With their piercing orange eyes, the Chartreux is undeniably unique. They are a sturdy French breed renown for their hunting prowess and dense, water repellent fur.
Despite their larger size, they are extremely supple and agile cats, refined, never coarse or clumsy.
They aren't the most vocal of cats and love nothing more than to sit on your lap and spend time with you.
History of the Chartreux cat
The Chartreux is a French breed and supposedly dates back to the 18th century and perhaps earlier. There are many legends surrounding their exact origin with one being that they were bred by Carthusian monks to keep the monasteries free of mice and rats, although there is no evidence to support this.
However, as is the case with many breeds, it’s not really known how the Chartreux cats came by their name or how or where they were developed. One of the earliest references to a French gray cat dates to 1558, in an epitaph for Belaud, who belonged to poet Joachin de Bellay. Bellay describes Belaud “death to rats,” which is certainly an attribute of the breed, then and now.
French naturalist George-Louis Leclerc, Comte de Buffon, described them as the cat of France and gave them the Latin name Felis catus coeruleus, meaning blue cat. Free-living groups of the cats lived in Paris and other areas of France until the early 1900s.

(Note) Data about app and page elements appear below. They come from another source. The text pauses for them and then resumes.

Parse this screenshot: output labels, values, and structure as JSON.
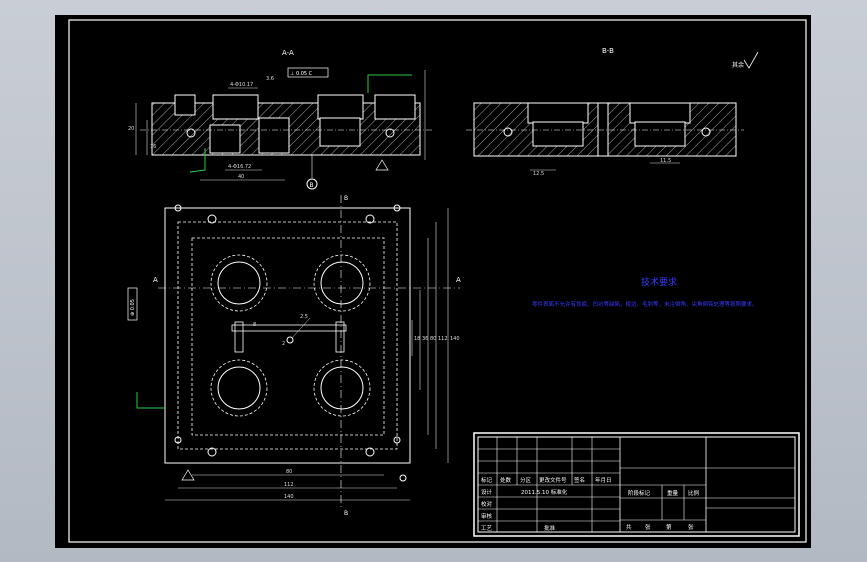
{
  "drawing": {
    "section_aa_label": "A-A",
    "section_bb_label": "B-B",
    "cut_label_a": "A",
    "cut_label_b": "B",
    "roughness_symbol": "其余",
    "datum_b": "B",
    "datum_a": "A",
    "tolerance_box": "⊥ 0.05 C",
    "position_box": "⊕ 0.05",
    "dims_aa": [
      "4-Φ10.17",
      "4-Φ16.72",
      "40",
      "20",
      "16",
      "3.6"
    ],
    "dims_bb": [
      "12.5",
      "11.5"
    ],
    "dims_plan_horizontal": [
      "80",
      "112",
      "140"
    ],
    "dims_plan_vertical": [
      "18",
      "36",
      "80",
      "112",
      "140"
    ],
    "plan_small_labels": [
      "8",
      "2.5",
      "2"
    ]
  },
  "notes": {
    "title": "技术要求",
    "body": "零件表面不允许有划痕、凹坑等缺陷，棱边、毛刺等，未注倒角、尖角倒钝处理等按照要求。"
  },
  "title_block": {
    "row_headers": [
      "标记",
      "处数",
      "分区",
      "更改文件号",
      "签名",
      "年月日"
    ],
    "designer_label": "设计",
    "designer_entry": "2011.5.10 标准化",
    "checker_label": "校对",
    "reviewer_label": "审核",
    "process_label": "工艺",
    "approve_label": "批准",
    "stage_label": "阶段标记",
    "weight_label": "重量",
    "scale_label": "比例",
    "sheet_total": "共",
    "sheet_word": "张",
    "sheet_current": "第",
    "sheet_word2": "张"
  },
  "colors": {
    "background": "#000000",
    "line": "#ffffff",
    "dimension": "#e8e8e8",
    "leader_green": "#2ecc40",
    "notes_blue": "#3333ff",
    "hatch": "#dddddd"
  }
}
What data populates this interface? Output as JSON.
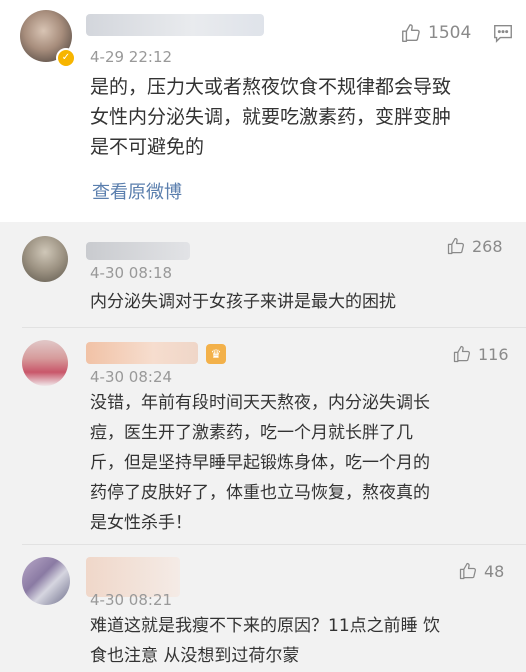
{
  "main_comment": {
    "time": "4-29 22:12",
    "likes": "1504",
    "text": "是的，压力大或者熬夜饮食不规律都会导致\n女性内分泌失调，就要吃激素药，变胖变肿\n是不可避免的",
    "view_original": "查看原微博"
  },
  "replies": [
    {
      "time": "4-30 08:18",
      "likes": "268",
      "text": "内分泌失调对于女孩子来讲是最大的困扰"
    },
    {
      "time": "4-30 08:24",
      "likes": "116",
      "text": "没错，年前有段时间天天熬夜，内分泌失调长\n痘，医生开了激素药，吃一个月就长胖了几\n斤，但是坚持早睡早起锻炼身体，吃一个月的\n药停了皮肤好了，体重也立马恢复，熬夜真的\n是女性杀手！"
    },
    {
      "time": "4-30 08:21",
      "likes": "48",
      "text": "难道这就是我瘦不下来的原因？11点之前睡 饮\n食也注意 从没想到过荷尔蒙"
    }
  ],
  "colors": {
    "link": "#5b7fae",
    "reply_bg": "#f2f2f2",
    "meta": "#999999"
  }
}
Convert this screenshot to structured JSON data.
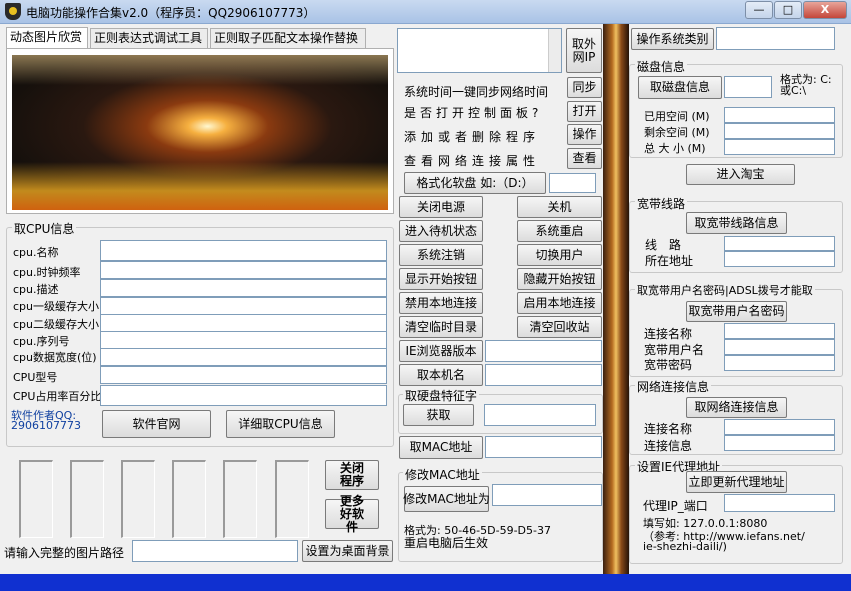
{
  "window": {
    "title": "电脑功能操作合集v2.0（程序员：QQ2906107773）",
    "minimize": "—",
    "maximize": "□",
    "close": "X"
  },
  "tabs": [
    "动态图片欣赏",
    "正则表达式调试工具",
    "正则取子匹配文本操作替换"
  ],
  "cpu": {
    "group_title": "取CPU信息",
    "labels": [
      "cpu.名称",
      "cpu.时钟频率",
      "cpu.描述",
      "cpu一级缓存大小",
      "cpu二级缓存大小",
      "cpu.序列号",
      "cpu数据宽度(位)",
      "CPU型号",
      "CPU占用率百分比"
    ],
    "author_label": "软件作者QQ:",
    "author_qq": "2906107773",
    "website_button": "软件官网",
    "detail_button": "详细取CPU信息"
  },
  "image_panel": {
    "close_button": "关闭程序",
    "more_button": "更多好软件",
    "path_label": "请输入完整的图片路径",
    "path_value": "",
    "set_wallpaper_button": "设置为桌面背景"
  },
  "middle": {
    "extranet_button": "取外网IP",
    "sync_label": "系统时间一键同步网络时间",
    "sync_button": "同步",
    "ctrl_label": "是否打开控制面板?",
    "ctrl_button": "打开",
    "prog_label": "添加或者删除程序",
    "prog_button": "操作",
    "net_label": "查看网络连接属性",
    "net_button": "查看",
    "format_button": "格式化软盘 如:（D:）",
    "buttons": [
      [
        "关闭电源",
        "关机"
      ],
      [
        "进入待机状态",
        "系统重启"
      ],
      [
        "系统注销",
        "切换用户"
      ],
      [
        "显示开始按钮",
        "隐藏开始按钮"
      ],
      [
        "禁用本地连接",
        "启用本地连接"
      ],
      [
        "清空临时目录",
        "清空回收站"
      ]
    ],
    "ie_button": "IE浏览器版本",
    "host_button": "取本机名",
    "disk_group": "取硬盘特征字",
    "disk_button": "获取",
    "mac_button": "取MAC地址",
    "mac_group": "修改MAC地址",
    "mac_change_button": "修改MAC地址为",
    "mac_format": "格式为: 50-46-5D-59-D5-37",
    "mac_note": "重启电脑后生效"
  },
  "right": {
    "os_button": "操作系统类别",
    "disk": {
      "group": "磁盘信息",
      "button": "取磁盘信息",
      "format_hint": "格式为: C: 或C:\\",
      "used": "已用空间 (M)",
      "free": "剩余空间 (M)",
      "total": "总 大 小 (M)"
    },
    "taobao_button": "进入淘宝",
    "broadband": {
      "group": "宽带线路",
      "button": "取宽带线路信息",
      "line": "线 路",
      "location": "所在地址"
    },
    "password": {
      "group": "取宽带用户名密码|ADSL拨号才能取",
      "button": "取宽带用户名密码",
      "conn_name": "连接名称",
      "user": "宽带用户名",
      "pass": "宽带密码"
    },
    "netconn": {
      "group": "网络连接信息",
      "button": "取网络连接信息",
      "conn_name": "连接名称",
      "conn_info": "连接信息"
    },
    "proxy": {
      "group": "设置IE代理地址",
      "button": "立即更新代理地址",
      "port_label": "代理IP_端口",
      "example": "填写如: 127.0.0.1:8080",
      "ref1": "（参考: http://www.iefans.net/",
      "ref2": "ie-shezhi-daili/)"
    }
  }
}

World War II brought an almost irreversible decimation to the breed. Efforts were made to preserve the breed with breeders gathering as many Chartreux cats and kittens as possible so they could write a breed standard.

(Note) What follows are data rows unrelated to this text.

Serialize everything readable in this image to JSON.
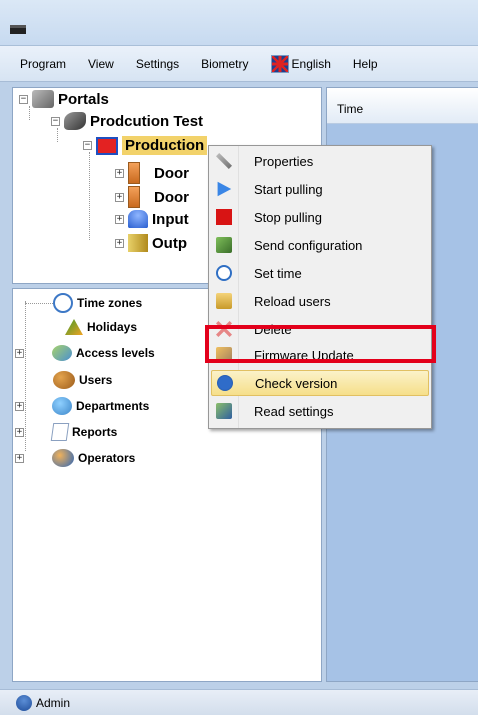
{
  "menu": {
    "items": [
      "Program",
      "View",
      "Settings",
      "Biometry",
      "English",
      "Help"
    ]
  },
  "tree_top": {
    "portals": "Portals",
    "site": "Prodcution Test",
    "device": "Production",
    "door1": "Door",
    "door2": "Door",
    "inputs": "Input",
    "outputs": "Outp"
  },
  "tree_bottom": {
    "items": [
      "Time zones",
      "Holidays",
      "Access levels",
      "Users",
      "Departments",
      "Reports",
      "Operators"
    ]
  },
  "right_panel": {
    "column_header": "Time"
  },
  "context_menu": {
    "items": [
      {
        "label": "Properties",
        "icon": "tools-icon"
      },
      {
        "label": "Start pulling",
        "icon": "play-icon"
      },
      {
        "label": "Stop pulling",
        "icon": "stop-icon"
      },
      {
        "label": "Send configuration",
        "icon": "send-config-icon"
      },
      {
        "label": "Set time",
        "icon": "clock-icon"
      },
      {
        "label": "Reload users",
        "icon": "reload-users-icon"
      },
      {
        "label": "Delete",
        "icon": "delete-icon"
      },
      {
        "label": "Firmware Update",
        "icon": "firmware-icon"
      },
      {
        "label": "Check version",
        "icon": "info-icon"
      },
      {
        "label": "Read settings",
        "icon": "read-settings-icon"
      }
    ],
    "highlighted_index": 8
  },
  "status": {
    "user": "Admin"
  },
  "colors": {
    "highlight_box": "#e3001b",
    "selection": "#f2d26a"
  }
}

It was fortunate that fanciers had begun to breed the Chartreux when they did, because after World War II, none of the free-roaming cats could be found. Chartreux, which are still uncommon, were first imported into the United States in 1970 and were recognized by the Cat Fanciers Association in 1987. Today the cats are recognized by all major American cat associations.

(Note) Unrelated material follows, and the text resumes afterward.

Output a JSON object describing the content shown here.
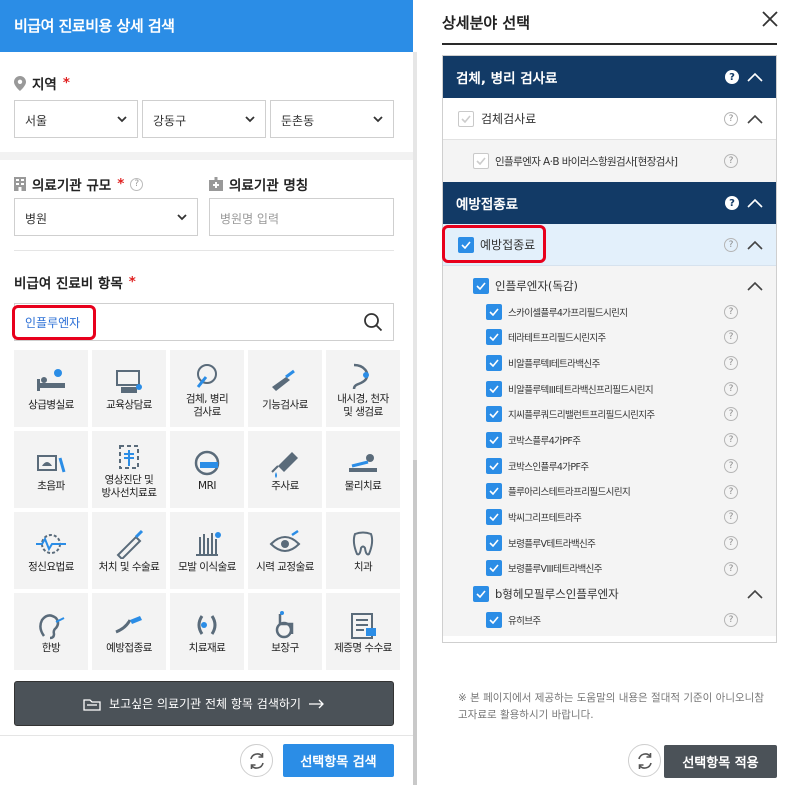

The Chartreux is a sturdy cat with broad shoulders, a deep chest, and medium in length. Their legs are short to medium in length with fine, strong boning and their feet are small and round. The tail is heavy at the base, tapering to an oval tip. The Chartreux has a dense and solid musculature.
A Chartreux cat or kitten's head is comparatively large compared to their body and is rounded and broad, but not sphere. They have a slightly rounded forehead and their cheeks are full. The jaws are powerful, especially in adult males over two years. Overall, the Chartreux has a sweet, smiling impression.
Their ears are small to medium in size and placed high on their head with erect posture. Their is minimal flare at the base and they have rounded tips. The eyes are rounded, open and alert yet not overpowering. Colour wise, they range from gold to copper with a clear, deep, brilliant orange being preferred. Blue eyes are also seen within the breed.
The Chartreux has a narrow muzzle in relation to their head. Their nose is straight and medium in length and width and their neck is short, strong and heavy-set.
Source: Your Cat Magazine
The Chartreux has a medium-short coat with a dense, slightly wooly texture. They have a resilient, all weather coat. Silkier, thinner coats are permitted on females and cats under two years.
As for the colour, a Chartreux's coat can be any shade of blue-gray from ash to slate. The tips of the coat may appear to be lightly brushed with silver. The preferred colour of a Chartreux is a bright, unblemished blue with an overall iridescent sheen.
The Chartreux is renown for being a silent but communicative breed. Their ideal day consists of short playtimes interspersed with naps on your lap and meals. They are an attentive and sensitive companion who likes to stay near their people and observe their doings.
Gentle he may be, the Chartreux is also playful and intelligent. Throw a ball for him to chase, or be amazed by his acrobatics when you dangle a fishing-pole toy for his entertainment. The Chartreux chirps when he wants your attention but is otherwise quiet.
Health and care
All cats have the potential to develop genetic health problems, just as all people have the potential to inherit diseases. Chartreux are generally healthy, but the following problems have been seen in the breed:
Patellar luxation: This is a hereditary dislocation of the kneecap that can range from mild to severe.
Mild patellar luxation: This rarely causes problems. Severe cases cause lameness, but can be alleviated with surgery.
Polycystic kidney disease: This is an inherited condition that causes multiple cysts (pockets of fluid) to form in the kidneys. In most cats, the cysts enlarge slowly and affected cats will not show any signs of kidney disease until later in life, typically around seven or years of age.
Known for his woolly blue coat, the Chartreux requires combing, not brushing, to keep them looking beautiful, soft and shiny. They shed their undercoat a couple of times a year, and you’ll probably want to comb them daily during that time to keep the flying fur under control.
The rest is basic care. Trim the nails as needed, usually every week or so. Brush the teeth frequently with a vet-approved pet toothpaste for good overall health and fresh breath, and schedule regular veterinary dental cleanings.